The Bank of Canada today announced that it is maintaining its target for the overnight rate at 1/2 per cent. The Bank Rate is correspondingly 3/4 per cent and the deposit rate is 1/4 per cent.
Uncertainty about the global outlook is undiminished, particularly with respect to policies in the United States. The Bank has made initial assumptions about prospective tax policies only, resulting in a modest upward revision to its US growth outlook. Overall, the global economy is strengthening largely as expected and prices of some commodities, including oil, have risen. The rapid back-up in global bond yields, partly reflecting market anticipation of US fiscal expansion, has pulled up Canadian yields relative to the OctoberMonetary Policy Report(MPR).

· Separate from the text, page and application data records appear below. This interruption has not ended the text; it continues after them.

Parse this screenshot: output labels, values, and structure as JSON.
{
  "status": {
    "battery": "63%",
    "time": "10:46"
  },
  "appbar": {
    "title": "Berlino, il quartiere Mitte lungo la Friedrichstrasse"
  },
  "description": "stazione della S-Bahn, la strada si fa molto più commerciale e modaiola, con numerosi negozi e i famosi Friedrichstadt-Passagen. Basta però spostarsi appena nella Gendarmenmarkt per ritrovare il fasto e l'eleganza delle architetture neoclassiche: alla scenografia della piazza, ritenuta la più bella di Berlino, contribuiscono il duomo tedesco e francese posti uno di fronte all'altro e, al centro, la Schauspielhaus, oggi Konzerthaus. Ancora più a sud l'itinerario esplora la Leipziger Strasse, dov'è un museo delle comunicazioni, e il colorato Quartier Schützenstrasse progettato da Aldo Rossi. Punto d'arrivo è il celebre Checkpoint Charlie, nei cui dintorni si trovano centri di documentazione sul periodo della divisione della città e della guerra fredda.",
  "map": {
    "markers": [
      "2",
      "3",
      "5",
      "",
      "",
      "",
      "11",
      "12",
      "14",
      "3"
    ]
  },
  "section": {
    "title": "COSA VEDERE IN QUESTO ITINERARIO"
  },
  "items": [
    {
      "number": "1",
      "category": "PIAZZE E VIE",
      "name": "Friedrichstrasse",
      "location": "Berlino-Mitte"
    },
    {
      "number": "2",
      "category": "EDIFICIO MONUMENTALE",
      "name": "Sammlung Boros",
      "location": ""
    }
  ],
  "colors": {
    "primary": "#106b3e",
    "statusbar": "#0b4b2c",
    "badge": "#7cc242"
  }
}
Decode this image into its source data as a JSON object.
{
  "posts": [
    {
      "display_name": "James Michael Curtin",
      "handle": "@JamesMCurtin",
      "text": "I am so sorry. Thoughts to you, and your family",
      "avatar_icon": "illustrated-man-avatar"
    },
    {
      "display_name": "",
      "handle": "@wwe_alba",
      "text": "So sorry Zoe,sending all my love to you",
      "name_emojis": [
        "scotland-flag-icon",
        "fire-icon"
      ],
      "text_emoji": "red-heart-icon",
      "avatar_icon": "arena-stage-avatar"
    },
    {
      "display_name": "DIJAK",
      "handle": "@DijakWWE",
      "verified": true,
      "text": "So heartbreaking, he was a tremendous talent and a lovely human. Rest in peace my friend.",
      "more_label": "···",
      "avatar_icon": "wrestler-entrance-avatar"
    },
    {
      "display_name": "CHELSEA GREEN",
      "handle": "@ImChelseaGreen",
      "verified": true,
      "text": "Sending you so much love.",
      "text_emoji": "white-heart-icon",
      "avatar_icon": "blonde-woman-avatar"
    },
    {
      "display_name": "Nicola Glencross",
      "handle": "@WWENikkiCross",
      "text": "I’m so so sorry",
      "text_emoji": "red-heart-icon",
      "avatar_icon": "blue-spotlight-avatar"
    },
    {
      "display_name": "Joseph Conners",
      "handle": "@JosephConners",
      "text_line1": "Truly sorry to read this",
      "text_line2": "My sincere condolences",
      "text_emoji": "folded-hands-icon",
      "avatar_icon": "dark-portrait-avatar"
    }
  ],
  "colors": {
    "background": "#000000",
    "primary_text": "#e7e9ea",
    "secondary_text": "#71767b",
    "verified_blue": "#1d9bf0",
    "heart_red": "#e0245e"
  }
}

Bearing in mind the important assumptions embedded in its forecast, the Bank projects that Canadas real GDP will grow by 2.1 per cent in both 2017 and 2018. This implies a return to full capacity around mid-2018, in line with Octobers projection.

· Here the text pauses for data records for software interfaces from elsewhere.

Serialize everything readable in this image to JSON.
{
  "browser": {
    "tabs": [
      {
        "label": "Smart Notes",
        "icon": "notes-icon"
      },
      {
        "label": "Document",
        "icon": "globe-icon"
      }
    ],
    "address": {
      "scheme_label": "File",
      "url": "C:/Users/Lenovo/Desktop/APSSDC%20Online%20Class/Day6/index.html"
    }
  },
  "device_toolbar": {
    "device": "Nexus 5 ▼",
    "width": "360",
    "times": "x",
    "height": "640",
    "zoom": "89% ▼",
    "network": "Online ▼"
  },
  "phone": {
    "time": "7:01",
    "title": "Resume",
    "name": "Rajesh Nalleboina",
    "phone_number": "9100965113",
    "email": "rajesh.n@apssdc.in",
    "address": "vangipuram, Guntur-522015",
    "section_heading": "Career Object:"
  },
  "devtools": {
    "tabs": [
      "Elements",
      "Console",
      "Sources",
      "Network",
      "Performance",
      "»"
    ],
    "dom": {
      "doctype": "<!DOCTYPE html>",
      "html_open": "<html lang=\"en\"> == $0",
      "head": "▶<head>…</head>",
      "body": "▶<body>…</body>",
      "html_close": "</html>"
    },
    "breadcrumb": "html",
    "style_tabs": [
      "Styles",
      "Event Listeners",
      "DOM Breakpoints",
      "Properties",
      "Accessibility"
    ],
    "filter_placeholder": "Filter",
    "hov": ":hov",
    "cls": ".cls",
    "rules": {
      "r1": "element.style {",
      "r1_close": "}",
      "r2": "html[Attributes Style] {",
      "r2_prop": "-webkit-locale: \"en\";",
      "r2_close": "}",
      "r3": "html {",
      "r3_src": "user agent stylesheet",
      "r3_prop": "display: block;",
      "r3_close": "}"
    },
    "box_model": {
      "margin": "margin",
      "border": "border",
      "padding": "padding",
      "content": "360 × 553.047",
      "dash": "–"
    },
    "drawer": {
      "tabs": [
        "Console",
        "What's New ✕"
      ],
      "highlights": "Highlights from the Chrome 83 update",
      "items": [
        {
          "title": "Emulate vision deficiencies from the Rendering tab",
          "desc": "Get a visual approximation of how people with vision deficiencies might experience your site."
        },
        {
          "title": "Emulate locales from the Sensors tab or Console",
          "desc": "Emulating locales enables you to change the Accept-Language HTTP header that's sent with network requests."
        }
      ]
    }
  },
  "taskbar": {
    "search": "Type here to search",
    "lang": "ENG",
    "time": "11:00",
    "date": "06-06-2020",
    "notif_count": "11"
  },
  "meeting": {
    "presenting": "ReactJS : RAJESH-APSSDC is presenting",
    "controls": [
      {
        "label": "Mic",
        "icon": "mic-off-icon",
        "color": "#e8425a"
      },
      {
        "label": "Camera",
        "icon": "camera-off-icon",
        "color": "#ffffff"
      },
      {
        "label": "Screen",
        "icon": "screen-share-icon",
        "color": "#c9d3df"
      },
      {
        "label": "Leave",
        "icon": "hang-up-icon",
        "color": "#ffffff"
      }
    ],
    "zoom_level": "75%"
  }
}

In the context of a projection that is largely unchanged, the Banks Governing Council judges that the current stance of monetary policy is still appropriate and maintains the target for the overnight rate at 1/2 per cent. Governing Council will continue to assess the impact of ongoing developments, mindful of the significant uncertainties weighing on the outlook.
Source: Bank of Canada
Canadian Housing Starts Trend Declined in December
The trend measure of housing starts in Canada was 198,053 units in December compared to 200,105 in November, according to Canada Mortgage and Housing Corporation (CMHC).
The trend is a six-month moving average of the monthly seasonally adjusted annual rates (SAAR) of housing starts.
CMHC uses the trend measure as a complement to the monthly SAAR of housing starts to account for considerable swings in monthly estimates and obtain a more complete picture of the state of Canadas housing market. In some situations analyzing only SAAR data can be misleading, as they are largely driven by the multi-unit segment of the market which can vary significantly from one month to the next.
The standalone monthly SAAR for all areas in Canada was 207,041 units in December, up from 187,273 units in November. The SAAR of urban starts increased by 11.8per cent in December to 187,621 units. Multiple urban starts increased by 13.9per cent to 120,750 units in December and single-detached urban starts increased by 8.1per cent, to 66,871 units.
In December, the seasonally adjusted annual rate of urban starts increased in Ontario, Quebec and the Prairies, but decreased in British Columbia and in Atlantic Canada.